Various research projects are working to create virtual studies that simulate the human brain. The most famous is the Human Connectome Project. What is this? Do you think we’ll ever be able to reproduce the human brain with a computer?
There has been much debate on the human connectome. It’s similar to the debate that was sparked by the human genome project. The nervous system has one hundred thousand million neurons and each cell has thousands of connections with neighboring cells. The Human Connectome Project aims to create a map of all the connections among these cells. It’s a hugely ambitious project that should shed some light on how the neuron circuits are formed. Some people believe that the connectome won’t give us any information on neuron function or behavior. We’ll have to wait and see as the project develops. I think the information will be highly valuable to experts from many areas that study various diseases, as well as helping us understand how the nervous system is created.
Optogenetics is a technique that is poised to revolutionize our understanding of the brain. How can this extend our knowledge?

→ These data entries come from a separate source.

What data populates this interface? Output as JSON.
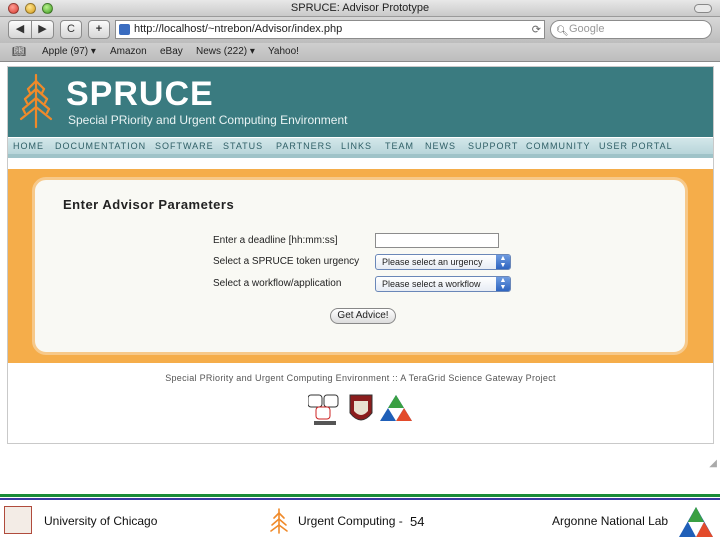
{
  "browser": {
    "window_title": "SPRUCE: Advisor Prototype",
    "url": "http://localhost/~ntrebon/Advisor/index.php",
    "search_placeholder": "Google",
    "back_label": "◀",
    "forward_label": "▶",
    "reload_label": "C",
    "add_label": "+",
    "bookmarks": [
      {
        "label": "Apple (97) ▾"
      },
      {
        "label": "Amazon"
      },
      {
        "label": "eBay"
      },
      {
        "label": "News (222) ▾"
      },
      {
        "label": "Yahoo!"
      }
    ]
  },
  "site": {
    "brand": "SPRUCE",
    "tagline": "Special PRiority and Urgent Computing Environment",
    "nav": [
      "HOME",
      "DOCUMENTATION",
      "SOFTWARE",
      "STATUS",
      "PARTNERS",
      "LINKS",
      "TEAM",
      "NEWS",
      "SUPPORT",
      "COMMUNITY",
      "USER PORTAL"
    ],
    "colors": {
      "banner": "#3a7b80",
      "content_bg": "#f5ad4a",
      "nav": "#b8d5da"
    }
  },
  "form": {
    "title": "Enter Advisor Parameters",
    "deadline_label": "Enter a deadline [hh:mm:ss]",
    "deadline_value": "",
    "urgency_label": "Select a SPRUCE token urgency",
    "urgency_selected": "Please select an urgency",
    "workflow_label": "Select a workflow/application",
    "workflow_selected": "Please select a workflow",
    "submit_label": "Get Advice!"
  },
  "footer": {
    "text": "Special PRiority and Urgent Computing Environment :: A TeraGrid Science Gateway Project"
  },
  "slide": {
    "left": "University of Chicago",
    "middle": "Urgent Computing -",
    "page_number": "54",
    "right": "Argonne National Lab"
  }
}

Optogenetics has revolutionized our knowledge of the brain! It allows us to change the activity of specific neurons in the brain using light instead of electric impulses. We only have to insert the genes of photosensitive proteins, which react to light, taken from algae, into the neurons we want to manipulate. This technique allows us to control their activity by merely turning on and off a light source. Many researchers use optogenetics to stimulate circuits in different parts of the brain. Trials have been done with roaches and mice and this technique is starting to be used to better understand the neurological foundations of anxiety, addiction and depression in humans. It is a powerful, innovative technique, but it is still in the experimental stages.
In your point of view, what are the main challenges facing neuroscience in the future?
I think that one of the main challenges is to understand very basic questions about the nervous system that can give us hints as to how to treat neuropsychiatric disorders. We still have a lot of questions. For example, with Alzheimer disease we know that an amyloid protein accumulates in the brain. We don’t know what function amyloid serves in the nervous system and many clinical trials are trying to find this out. It also seems that there are parts of the brain that are more vulnerable to injury than others and we don’t yet understand why. Simple questions like these, I think, will drive basic research in the future and give us a better understanding of the brain.
You are currently President of the Society for Neuroscience. What are the main goals of this association?
We aim to convince our politicians of the importance of basic research in general and, specifically, of the need to invest in neuroscience, as development in this field generates great benefits for public health and society in general. It is also important to promote programs to educate the general public. Children today, the adults of the future, are flooded and saturated with television programs and it is difficult to get their attention, but I think it is worth trying.